*** Opening of MATERIAL SUPPLIED ***

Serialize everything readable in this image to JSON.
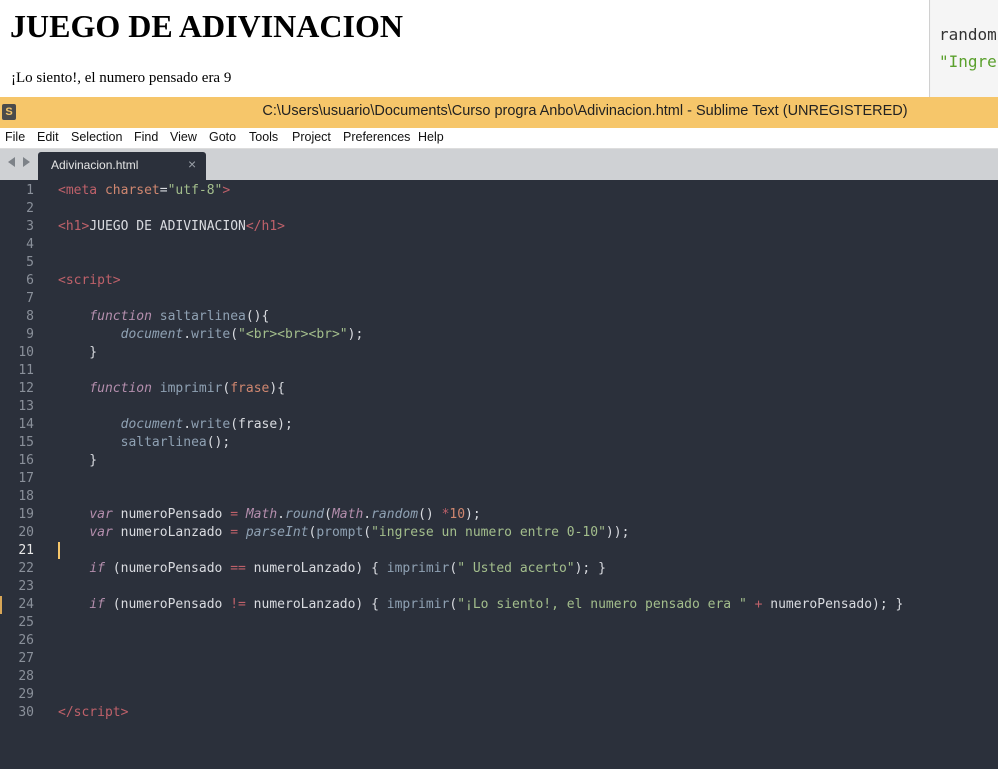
{
  "browser": {
    "heading": "JUEGO DE ADIVINACION",
    "message": "¡Lo siento!, el numero pensado era 9",
    "console_lines": [
      "random",
      "\"Ingre"
    ]
  },
  "window": {
    "title": "C:\\Users\\usuario\\Documents\\Curso progra Anbo\\Adivinacion.html - Sublime Text (UNREGISTERED)"
  },
  "menu": [
    "File",
    "Edit",
    "Selection",
    "Find",
    "View",
    "Goto",
    "Tools",
    "Project",
    "Preferences",
    "Help"
  ],
  "tab": {
    "label": "Adivinacion.html",
    "close": "×"
  },
  "editor": {
    "active_line": 21,
    "line_numbers": [
      "1",
      "2",
      "3",
      "4",
      "5",
      "6",
      "7",
      "8",
      "9",
      "10",
      "11",
      "12",
      "13",
      "14",
      "15",
      "16",
      "17",
      "18",
      "19",
      "20",
      "21",
      "22",
      "23",
      "24",
      "25",
      "26",
      "27",
      "28",
      "29",
      "30"
    ],
    "lines": {
      "l1": [
        "<",
        "meta",
        " ",
        "charset",
        "=",
        "\"utf-8\"",
        ">"
      ],
      "l3": [
        "<",
        "h1",
        ">",
        "JUEGO DE ADIVINACION",
        "</",
        "h1",
        ">"
      ],
      "l6": [
        "<",
        "script",
        ">"
      ],
      "l8": [
        "    ",
        "function",
        " ",
        "saltarlinea",
        "(){"
      ],
      "l9": [
        "        ",
        "document",
        ".",
        "write",
        "(",
        "\"<br><br><br>\"",
        ");"
      ],
      "l10": [
        "    }"
      ],
      "l12": [
        "    ",
        "function",
        " ",
        "imprimir",
        "(",
        "frase",
        "){"
      ],
      "l14": [
        "        ",
        "document",
        ".",
        "write",
        "(frase);"
      ],
      "l15": [
        "        ",
        "saltarlinea",
        "();"
      ],
      "l16": [
        "    }"
      ],
      "l19": [
        "    ",
        "var",
        " numeroPensado ",
        "=",
        " ",
        "Math",
        ".",
        "round",
        "(",
        "Math",
        ".",
        "random",
        "() ",
        "*",
        "10",
        ");"
      ],
      "l20": [
        "    ",
        "var",
        " numeroLanzado ",
        "=",
        " ",
        "parseInt",
        "(",
        "prompt",
        "(",
        "\"ingrese un numero entre 0-10\"",
        "));"
      ],
      "l22": [
        "    ",
        "if",
        " (numeroPensado ",
        "==",
        " numeroLanzado) { ",
        "imprimir",
        "(",
        "\" Usted acerto\"",
        "); }"
      ],
      "l24": [
        "    ",
        "if",
        " (numeroPensado ",
        "!=",
        " numeroLanzado) { ",
        "imprimir",
        "(",
        "\"¡Lo siento!, el numero pensado era \"",
        " ",
        "+",
        " numeroPensado); }"
      ],
      "l30": [
        "</",
        "script",
        ">"
      ]
    }
  },
  "colors": {
    "editor_bg": "#2b303b",
    "title_bar": "#f6c66a",
    "tag": "#bf616a",
    "string": "#a3be8c",
    "keyword": "#b48ead",
    "function": "#8fa1b3",
    "number": "#d08770"
  }
}
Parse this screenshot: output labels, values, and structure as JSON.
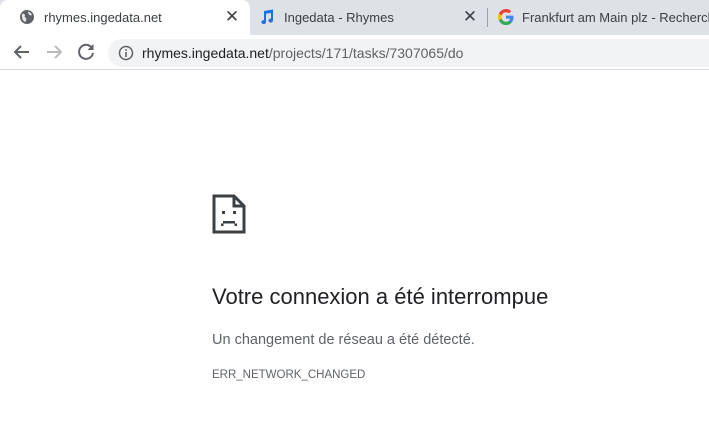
{
  "tabs": [
    {
      "title": "rhymes.ingedata.net",
      "favicon": "globe-icon",
      "active": true
    },
    {
      "title": "Ingedata - Rhymes",
      "favicon": "music-note-icon",
      "active": false
    },
    {
      "title": "Frankfurt am Main plz - Recherch",
      "favicon": "google-icon",
      "active": false
    }
  ],
  "toolbar": {
    "url_domain": "rhymes.ingedata.net",
    "url_path": "/projects/171/tasks/7307065/do"
  },
  "error": {
    "icon": "sad-page-icon",
    "title": "Votre connexion a été interrompue",
    "description": "Un changement de réseau a été détecté.",
    "code": "ERR_NETWORK_CHANGED"
  },
  "colors": {
    "tabstrip_bg": "#dee1e6",
    "omnibox_bg": "#f1f3f4",
    "music_icon": "#1a73e8"
  }
}
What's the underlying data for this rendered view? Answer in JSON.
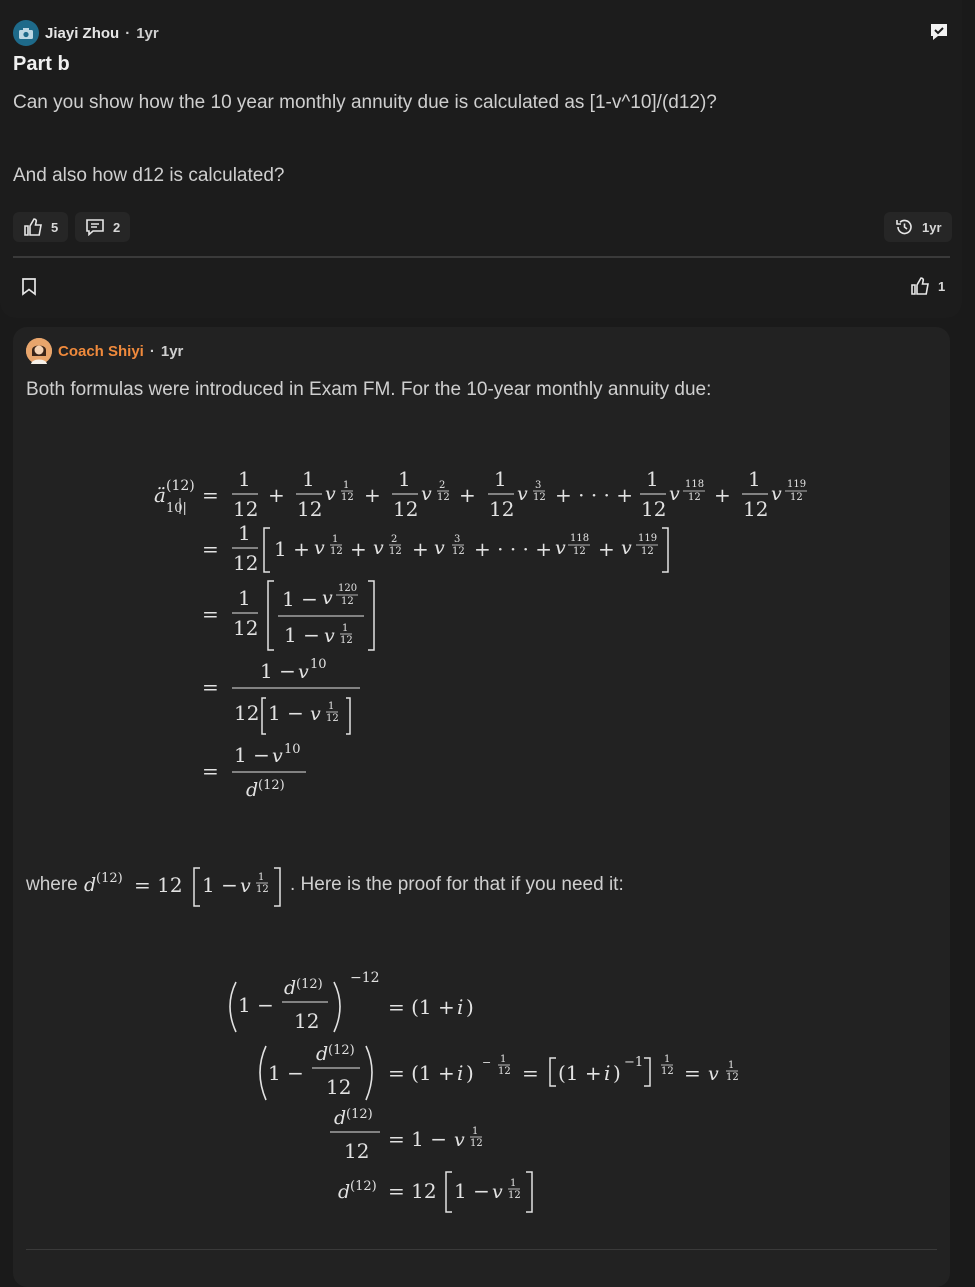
{
  "question": {
    "author": "Jiayi Zhou",
    "separator": "·",
    "time": "1yr",
    "title": "Part b",
    "line1": "Can you show how the 10 year monthly annuity due is calculated as [1-v^10]/(d12)?",
    "line2": "And also how d12 is calculated?",
    "upvotes": "5",
    "comments": "2",
    "history_time": "1yr",
    "answer_likes": "1"
  },
  "answer": {
    "author": "Coach Shiyi",
    "separator": "·",
    "time": "1yr",
    "intro": "Both formulas were introduced in Exam FM. For the 10-year monthly annuity due:",
    "where_prefix": "where",
    "where_suffix": ". Here is the proof for that if you need it:"
  },
  "icons": {
    "camera": "camera-icon",
    "flag": "check-flag-icon",
    "thumbs": "thumbs-up-icon",
    "comment": "comment-icon",
    "history": "history-icon",
    "bookmark": "bookmark-icon"
  },
  "colors": {
    "accent_orange": "#f08a3c",
    "background": "#1a1a1a",
    "card": "#222222"
  }
}
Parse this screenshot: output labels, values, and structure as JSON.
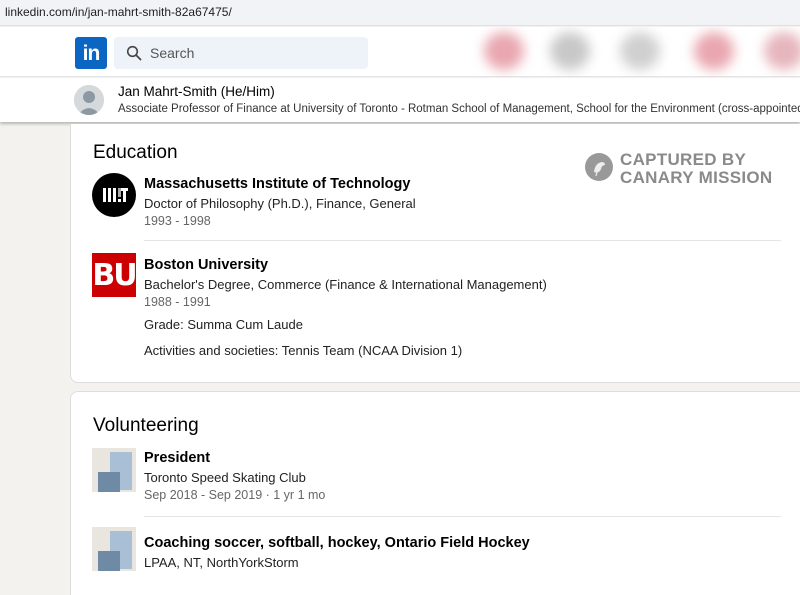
{
  "browser": {
    "url": "linkedin.com/in/jan-mahrt-smith-82a67475/"
  },
  "nav": {
    "logo": "in",
    "search_placeholder": "Search"
  },
  "profile": {
    "name": "Jan Mahrt-Smith (He/Him)",
    "headline": "Associate Professor of Finance at University of Toronto - Rotman School of Management, School for the Environment (cross-appointed)"
  },
  "watermark": {
    "line1": "CAPTURED BY",
    "line2": "CANARY MISSION"
  },
  "education": {
    "heading": "Education",
    "items": [
      {
        "school": "Massachusetts Institute of Technology",
        "degree": "Doctor of Philosophy (Ph.D.), Finance, General",
        "dates": "1993 - 1998",
        "logo_icon": "mit-logo-icon"
      },
      {
        "school": "Boston University",
        "degree": "Bachelor's Degree, Commerce (Finance & International Management)",
        "dates": "1988 - 1991",
        "grade": "Grade: Summa Cum Laude",
        "activities": "Activities and societies: Tennis Team (NCAA Division 1)",
        "logo_text": "BU",
        "logo_icon": "bu-logo-icon"
      }
    ]
  },
  "volunteering": {
    "heading": "Volunteering",
    "items": [
      {
        "role": "President",
        "org": "Toronto Speed Skating Club",
        "dates": "Sep 2018 - Sep 2019 · 1 yr 1 mo"
      },
      {
        "role": "Coaching soccer, softball, hockey, Ontario Field Hockey",
        "org": "LPAA, NT, NorthYorkStorm"
      }
    ]
  },
  "colors": {
    "linkedin_blue": "#0a66c2",
    "bu_red": "#cc0000"
  }
}
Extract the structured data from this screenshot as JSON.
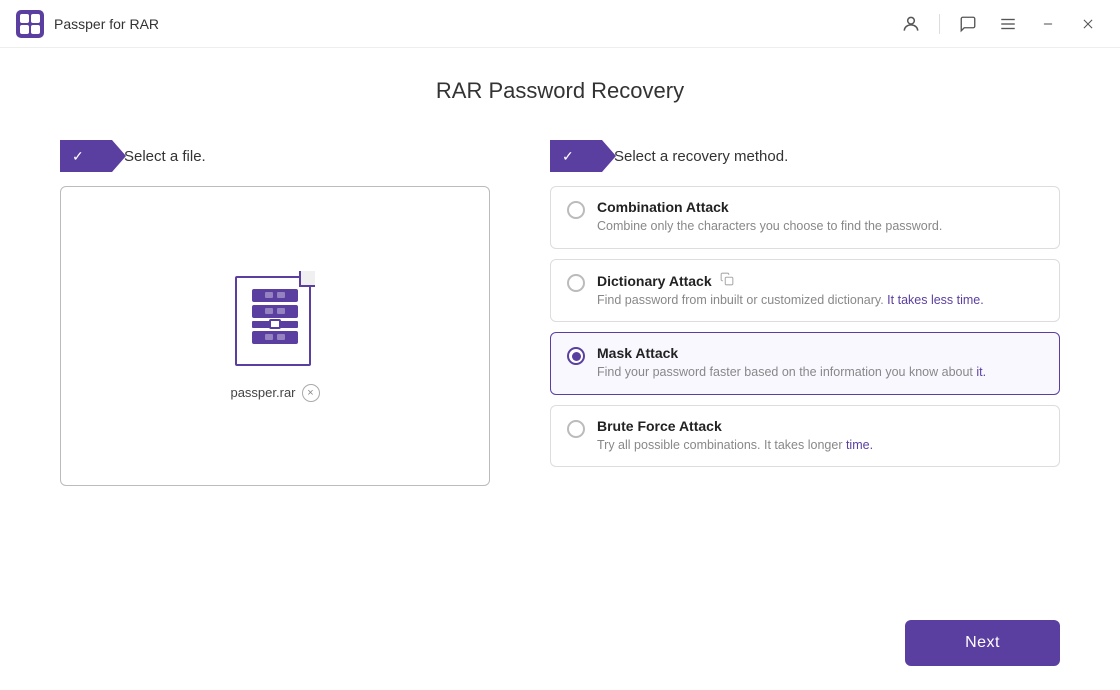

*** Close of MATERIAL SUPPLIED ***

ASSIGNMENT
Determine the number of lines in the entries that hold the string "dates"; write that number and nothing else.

TASK ANSWER
3